  • To quantify the role of wind erosion and dust emissions in post-fire environments as well as the associated potential impacts on site fertility, invasibility by exotic grasses, micro-scale geomorphology, and regional air quality.
  • To determine if the aerodynamic parameters friction velocity, roughness length, and displacement height change through time following wildland fire, and to identify how these parameters relate to vegetation recovery after fire.
  • To determine the effects of repeat burning on levels of wind erosion, for sites that reburn a few years following prior fires.
  • To determine how weather and surface-soil moisture variations relate to (i.e. control) erodibility over the months when vegetation has yet to recover on the site.
  • To link monitoring of near-soil saltation activity to dust emission and model regional dust plumes culminating from INL Site fires, using a combination of ground-level, air quality, and remotely sensed approaches.

Accomplishments through 2013:

We continued to analyze the robust dataset we have on saltation and sediment flux from the 2010 Jefferson Fire (data through summer 2011) and visited the site to assess vegetation recovery. We have begun preparation of a field guide to post-fire wind erosion for managers.

Our efforts have substantiated patterns reported in our previous report (for 2012) and have newly revealed complex patterns of erosion as a function of rainfall. Whereas rain is typically viewed as stabilizing soils that are otherwise at risk of wind erosion, our preliminary data suggest that this generalization does not hold in the year of erosion we observed after the Jefferson Fire. Furthermore, we made observations of sustained erosion in the very dry summer 2013 on fires burned in 2011 and 2012, which suggests that our previous findings that initial vegetation recovery by the June or July following fire stabilizes the burn site may not apply to all wildfires.

Plans for Continuation:
In 2014, we do not plan to collect more field data unless new fire and erosion conditions arise. Our efforts will continue to focus on using existing data for modeling, analysis, and publication.

Publications, Theses, Reports:

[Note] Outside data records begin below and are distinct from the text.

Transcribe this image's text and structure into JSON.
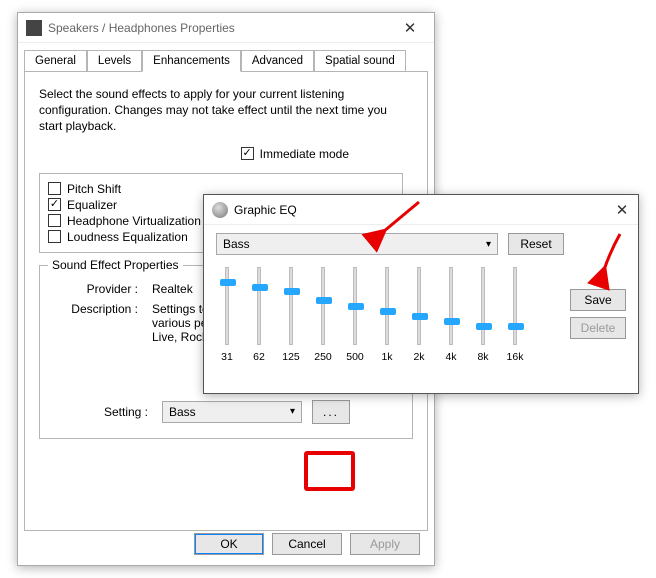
{
  "speakers_window": {
    "title": "Speakers / Headphones Properties",
    "tabs": [
      "General",
      "Levels",
      "Enhancements",
      "Advanced",
      "Spatial sound"
    ],
    "active_tab_index": 2,
    "intro": "Select the sound effects to apply for your current listening configuration. Changes may not take effect until the next time you start playback.",
    "immediate_mode_label": "Immediate mode",
    "immediate_mode_checked": true,
    "effects": [
      {
        "label": "Pitch Shift",
        "checked": false
      },
      {
        "label": "Equalizer",
        "checked": true
      },
      {
        "label": "Headphone Virtualization",
        "checked": false
      },
      {
        "label": "Loudness Equalization",
        "checked": false
      }
    ],
    "properties_group_title": "Sound Effect Properties",
    "provider_label": "Provider :",
    "provider_value": "Realtek",
    "description_label": "Description :",
    "description_value": "Settings to enhance sound for various performance types e.g. Live, Rock, etc.",
    "description_value_truncated": "Settings to e\nvarious perfo\nLive, Rock, e",
    "setting_label": "Setting :",
    "setting_value": "Bass",
    "more_button_label": "...",
    "buttons": {
      "ok": "OK",
      "cancel": "Cancel",
      "apply": "Apply"
    }
  },
  "eq_window": {
    "title": "Graphic EQ",
    "preset": "Bass",
    "reset_label": "Reset",
    "save_label": "Save",
    "delete_label": "Delete",
    "bands": [
      {
        "freq": "31",
        "value": 85
      },
      {
        "freq": "62",
        "value": 78
      },
      {
        "freq": "125",
        "value": 72
      },
      {
        "freq": "250",
        "value": 60
      },
      {
        "freq": "500",
        "value": 52
      },
      {
        "freq": "1k",
        "value": 45
      },
      {
        "freq": "2k",
        "value": 38
      },
      {
        "freq": "4k",
        "value": 31
      },
      {
        "freq": "8k",
        "value": 24
      },
      {
        "freq": "16k",
        "value": 24
      }
    ]
  },
  "annotations": {
    "arrow_more_button": true,
    "arrow_eq_top": true,
    "arrow_save": true
  }
}
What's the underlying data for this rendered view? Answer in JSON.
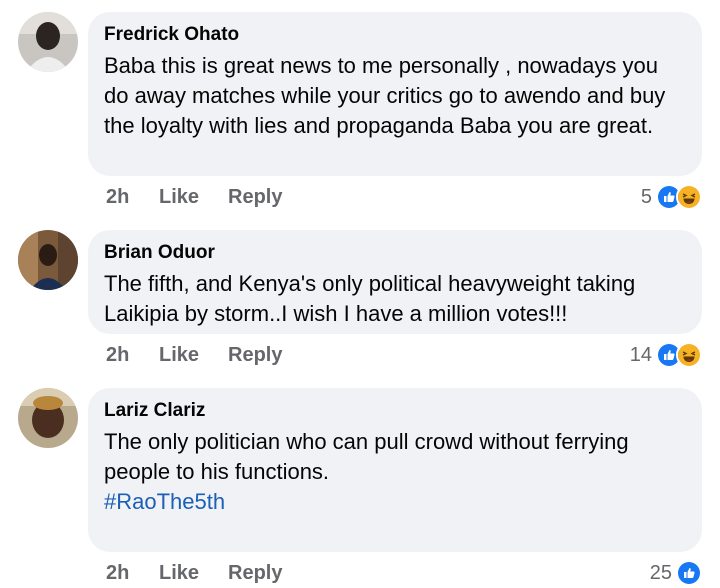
{
  "comments": [
    {
      "author": "Fredrick Ohato",
      "text": "Baba this is great news to me personally , nowadays you do away matches while your critics go to awendo and buy the loyalty with lies and propaganda Baba you are great.",
      "hashtag": "",
      "time": "2h",
      "like": "Like",
      "reply": "Reply",
      "reactions": "5",
      "reaction_icons": [
        "like-icon",
        "haha-icon"
      ]
    },
    {
      "author": "Brian Oduor",
      "text": "The fifth, and Kenya's only political heavyweight taking Laikipia by storm..I wish I have a million votes!!!",
      "hashtag": "",
      "time": "2h",
      "like": "Like",
      "reply": "Reply",
      "reactions": "14",
      "reaction_icons": [
        "like-icon",
        "haha-icon"
      ]
    },
    {
      "author": "Lariz Clariz",
      "text": "The only politician who can pull crowd without ferrying people to his functions.",
      "hashtag": "#RaoThe5th",
      "time": "2h",
      "like": "Like",
      "reply": "Reply",
      "reactions": "25",
      "reaction_icons": [
        "like-icon"
      ]
    }
  ],
  "colors": {
    "bubble": "#f0f2f5",
    "meta": "#65676b",
    "hashtag": "#1b5fb6",
    "like_blue": "#1877f2",
    "haha_yellow": "#f7b125"
  }
}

  • Germino, M. J., Sankey J., Glenn N. 2013. Nutrient fluxes and their relationship to ecosystem changes associated with post-fire wind erosion and dust emission. 12th Biennial Conference of Science and Management on the Colorado Plateau. Flagstaff AZ. Sept. 16-19.
  • Germino, M. J. 2013. Post-fire wind erosion. EPA Region 10, Air Quality Conference and Workshop on Wildfire Impacts, Ellensburg, WA, March 13 (>100 regulators and stakeholders including EPA admin). (30 min presentation followed by Q/A, at request of EPA).
  • Germino, M. J. 2013. Post-fire wind erosion. National Fire Emergency Stabilization and Rehabilitation Program Annual meeting of state leads and BLM Assistant Director, Boise ID, Feb. 26 (30 min presentation followed by Q/A, at request of DOI-ESR program).
  • Germino, M. J, Glenn N.F., Hardy R., Miller S. 2013. “Dust, an emerging problem in the Great Basin: insights from 2013. Great Basin Consortium, 2nd annual meeting. Boise ID Jan. 14-16, 2013.